Being a small island, Malta doesn’t need high speed trains or have multi-lane highways. The only forms of Public Transport are buses, taxis, and ferries. There was once a railway line with six stations running between Valletta and Mtarfa, but that ceased operations in 1931.
There are two regular ferry services in operation, one from Valletta to Sliema and the other between Gozo and Malta, berthing at Cirkewwa and a limited service to Sa Maison, near Valletta on Tuesdays, Wednesdays and Thursdays.
There are several private taxi firms on the island, but private taxis have to be booked, they cannot pick up passengers hailing a ride at the side of the road. You should always get a quote for the fare at the time of booking. Public taxis are white and run on meters.

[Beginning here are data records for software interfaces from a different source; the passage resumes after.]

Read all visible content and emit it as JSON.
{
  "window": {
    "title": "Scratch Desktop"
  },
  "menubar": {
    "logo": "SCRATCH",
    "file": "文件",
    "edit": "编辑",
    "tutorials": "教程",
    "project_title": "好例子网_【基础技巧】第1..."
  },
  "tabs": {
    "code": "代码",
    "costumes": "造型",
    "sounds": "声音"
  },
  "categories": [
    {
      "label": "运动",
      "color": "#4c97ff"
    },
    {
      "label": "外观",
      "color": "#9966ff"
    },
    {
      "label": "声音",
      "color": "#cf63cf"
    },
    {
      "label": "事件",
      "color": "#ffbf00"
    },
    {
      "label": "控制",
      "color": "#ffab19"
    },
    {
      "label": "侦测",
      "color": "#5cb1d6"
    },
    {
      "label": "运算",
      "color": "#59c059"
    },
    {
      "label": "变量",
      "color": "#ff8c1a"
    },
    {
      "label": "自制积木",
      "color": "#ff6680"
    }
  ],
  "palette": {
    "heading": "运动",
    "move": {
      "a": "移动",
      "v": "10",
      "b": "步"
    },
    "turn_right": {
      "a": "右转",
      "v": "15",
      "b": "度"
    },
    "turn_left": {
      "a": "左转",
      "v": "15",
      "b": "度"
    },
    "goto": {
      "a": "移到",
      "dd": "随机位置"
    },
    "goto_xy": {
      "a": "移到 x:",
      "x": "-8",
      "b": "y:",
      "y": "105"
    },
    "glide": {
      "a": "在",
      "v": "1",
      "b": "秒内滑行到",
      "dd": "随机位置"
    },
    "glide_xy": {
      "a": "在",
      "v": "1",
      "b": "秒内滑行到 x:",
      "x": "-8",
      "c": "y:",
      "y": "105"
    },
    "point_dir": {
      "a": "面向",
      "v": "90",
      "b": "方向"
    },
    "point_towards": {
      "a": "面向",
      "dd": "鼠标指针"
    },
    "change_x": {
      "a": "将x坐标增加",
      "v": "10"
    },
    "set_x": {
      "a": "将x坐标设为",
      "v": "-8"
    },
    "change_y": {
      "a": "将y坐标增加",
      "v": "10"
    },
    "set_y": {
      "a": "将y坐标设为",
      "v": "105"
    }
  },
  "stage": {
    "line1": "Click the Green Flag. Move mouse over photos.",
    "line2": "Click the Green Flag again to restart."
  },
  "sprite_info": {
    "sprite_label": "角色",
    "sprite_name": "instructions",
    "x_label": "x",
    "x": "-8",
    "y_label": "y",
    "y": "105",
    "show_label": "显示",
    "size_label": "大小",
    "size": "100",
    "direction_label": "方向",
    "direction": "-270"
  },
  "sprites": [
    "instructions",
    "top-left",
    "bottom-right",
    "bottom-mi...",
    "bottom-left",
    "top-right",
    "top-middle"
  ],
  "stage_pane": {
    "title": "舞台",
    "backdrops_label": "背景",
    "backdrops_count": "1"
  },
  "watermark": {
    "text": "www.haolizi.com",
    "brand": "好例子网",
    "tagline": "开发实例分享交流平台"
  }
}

These don’t have to be booked in advance, and there are plenty of these waiting at the airport, near the bus station in Valletta and at larger hotels. These white taxis can, however, be comparatively expensive. Some taxi drivers in Malta have a reputation for their risky, high speed driving and some passengers have reported a “white knuckle ride” to their destination.
The most popular form of public transport in Malta is the bus service. From the main bus terminus by the Tritons Fountain in Valletta, you can catch a bus to every locality in Malta. People also hire transport services, if they’re travelling in groups, or they’re moving items. There are two smaller bus terminals in Qawra/Bugibba and in Paceville. Buses are painted red and yellow (in Gozo, they are maroon and grey), and each route carries a different number. Fares are cheap, usually 47cents for a short trip, but the vehicles don’t have air-conditioning and the drivers can come across as surly and rude. There are also limited night bus services which tend to run on weekends in the summer months to and from the Paceville terminus.
For further details about the Malta public transport, bus routes, fares and timings, contact Transport Malta on:
Tel: +356 25608000
Fax: +356 21255740